[Items from a data source]

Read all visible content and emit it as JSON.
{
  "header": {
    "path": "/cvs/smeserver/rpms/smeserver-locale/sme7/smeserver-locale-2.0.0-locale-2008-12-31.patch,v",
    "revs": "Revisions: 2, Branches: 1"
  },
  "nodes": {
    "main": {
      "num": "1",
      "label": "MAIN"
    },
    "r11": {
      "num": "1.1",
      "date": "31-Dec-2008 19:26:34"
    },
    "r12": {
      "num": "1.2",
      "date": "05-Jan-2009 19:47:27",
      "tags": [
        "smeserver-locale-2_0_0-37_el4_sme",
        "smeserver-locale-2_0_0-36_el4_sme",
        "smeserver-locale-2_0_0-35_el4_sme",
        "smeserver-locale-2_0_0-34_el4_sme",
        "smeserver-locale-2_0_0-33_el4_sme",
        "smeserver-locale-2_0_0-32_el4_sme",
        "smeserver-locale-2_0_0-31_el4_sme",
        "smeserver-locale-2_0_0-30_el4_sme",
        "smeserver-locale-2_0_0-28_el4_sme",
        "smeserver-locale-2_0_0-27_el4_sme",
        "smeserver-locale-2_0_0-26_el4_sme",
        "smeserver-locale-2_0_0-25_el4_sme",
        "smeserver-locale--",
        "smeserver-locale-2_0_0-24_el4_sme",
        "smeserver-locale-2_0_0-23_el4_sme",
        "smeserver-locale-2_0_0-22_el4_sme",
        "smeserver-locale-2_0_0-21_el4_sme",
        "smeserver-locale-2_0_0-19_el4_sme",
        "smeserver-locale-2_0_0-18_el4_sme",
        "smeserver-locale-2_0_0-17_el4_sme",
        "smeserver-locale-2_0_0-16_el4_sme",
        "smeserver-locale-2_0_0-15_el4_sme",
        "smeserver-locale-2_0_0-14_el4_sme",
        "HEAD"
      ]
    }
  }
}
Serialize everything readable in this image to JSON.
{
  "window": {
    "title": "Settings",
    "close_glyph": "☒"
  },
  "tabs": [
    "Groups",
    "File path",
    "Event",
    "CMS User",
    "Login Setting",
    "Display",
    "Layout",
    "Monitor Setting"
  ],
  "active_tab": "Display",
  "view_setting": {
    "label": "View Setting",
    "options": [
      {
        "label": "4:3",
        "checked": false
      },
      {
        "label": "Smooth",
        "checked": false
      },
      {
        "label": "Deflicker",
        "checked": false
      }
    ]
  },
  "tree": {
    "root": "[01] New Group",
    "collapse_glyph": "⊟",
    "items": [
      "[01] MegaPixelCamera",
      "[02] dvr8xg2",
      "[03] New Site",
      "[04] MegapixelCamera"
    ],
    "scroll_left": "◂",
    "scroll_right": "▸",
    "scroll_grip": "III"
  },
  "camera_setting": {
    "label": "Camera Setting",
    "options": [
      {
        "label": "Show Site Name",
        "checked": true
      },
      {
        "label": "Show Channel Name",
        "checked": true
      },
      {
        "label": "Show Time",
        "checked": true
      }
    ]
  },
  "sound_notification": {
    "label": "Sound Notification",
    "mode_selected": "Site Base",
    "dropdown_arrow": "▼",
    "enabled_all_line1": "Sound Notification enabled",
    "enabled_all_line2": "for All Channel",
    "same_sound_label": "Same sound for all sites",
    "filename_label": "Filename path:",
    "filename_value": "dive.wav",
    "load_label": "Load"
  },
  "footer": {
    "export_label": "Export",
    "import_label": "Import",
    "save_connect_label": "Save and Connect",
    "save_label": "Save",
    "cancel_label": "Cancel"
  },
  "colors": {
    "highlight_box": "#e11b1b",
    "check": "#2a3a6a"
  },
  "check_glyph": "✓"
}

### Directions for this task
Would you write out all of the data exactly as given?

### Exercise answer
Read all visible content and emit it as JSON.
{
  "header": {
    "path": "/cvs/smeserver/rpms/smeserver-locale/sme7/smeserver-locale-2.0.0-locale-2008-12-31.patch,v",
    "revs": "Revisions: 2, Branches: 1"
  },
  "nodes": {
    "main": {
      "num": "1",
      "label": "MAIN"
    },
    "r11": {
      "num": "1.1",
      "date": "31-Dec-2008 19:26:34"
    },
    "r12": {
      "num": "1.2",
      "date": "05-Jan-2009 19:47:27",
      "tags": [
        "smeserver-locale-2_0_0-37_el4_sme",
        "smeserver-locale-2_0_0-36_el4_sme",
        "smeserver-locale-2_0_0-35_el4_sme",
        "smeserver-locale-2_0_0-34_el4_sme",
        "smeserver-locale-2_0_0-33_el4_sme",
        "smeserver-locale-2_0_0-32_el4_sme",
        "smeserver-locale-2_0_0-31_el4_sme",
        "smeserver-locale-2_0_0-30_el4_sme",
        "smeserver-locale-2_0_0-28_el4_sme",
        "smeserver-locale-2_0_0-27_el4_sme",
        "smeserver-locale-2_0_0-26_el4_sme",
        "smeserver-locale-2_0_0-25_el4_sme",
        "smeserver-locale--",
        "smeserver-locale-2_0_0-24_el4_sme",
        "smeserver-locale-2_0_0-23_el4_sme",
        "smeserver-locale-2_0_0-22_el4_sme",
        "smeserver-locale-2_0_0-21_el4_sme",
        "smeserver-locale-2_0_0-19_el4_sme",
        "smeserver-locale-2_0_0-18_el4_sme",
        "smeserver-locale-2_0_0-17_el4_sme",
        "smeserver-locale-2_0_0-16_el4_sme",
        "smeserver-locale-2_0_0-15_el4_sme",
        "smeserver-locale-2_0_0-14_el4_sme",
        "HEAD"
      ]
    }
  }
}
Serialize everything readable in this image to JSON.
{
  "window": {
    "title": "Settings",
    "close_glyph": "☒"
  },
  "tabs": [
    "Groups",
    "File path",
    "Event",
    "CMS User",
    "Login Setting",
    "Display",
    "Layout",
    "Monitor Setting"
  ],
  "active_tab": "Display",
  "view_setting": {
    "label": "View Setting",
    "options": [
      {
        "label": "4:3",
        "checked": false
      },
      {
        "label": "Smooth",
        "checked": false
      },
      {
        "label": "Deflicker",
        "checked": false
      }
    ]
  },
  "tree": {
    "root": "[01] New Group",
    "collapse_glyph": "⊟",
    "items": [
      "[01] MegaPixelCamera",
      "[02] dvr8xg2",
      "[03] New Site",
      "[04] MegapixelCamera"
    ],
    "scroll_left": "◂",
    "scroll_right": "▸",
    "scroll_grip": "III"
  },
  "camera_setting": {
    "label": "Camera Setting",
    "options": [
      {
        "label": "Show Site Name",
        "checked": true
      },
      {
        "label": "Show Channel Name",
        "checked": true
      },
      {
        "label": "Show Time",
        "checked": true
      }
    ]
  },
  "sound_notification": {
    "label": "Sound Notification",
    "mode_selected": "Site Base",
    "dropdown_arrow": "▼",
    "enabled_all_line1": "Sound Notification enabled",
    "enabled_all_line2": "for All Channel",
    "same_sound_label": "Same sound for all sites",
    "filename_label": "Filename path:",
    "filename_value": "dive.wav",
    "load_label": "Load"
  },
  "footer": {
    "export_label": "Export",
    "import_label": "Import",
    "save_connect_label": "Save and Connect",
    "save_label": "Save",
    "cancel_label": "Cancel"
  },
  "colors": {
    "highlight_box": "#e11b1b",
    "check": "#2a3a6a"
  },
  "check_glyph": "✓"
}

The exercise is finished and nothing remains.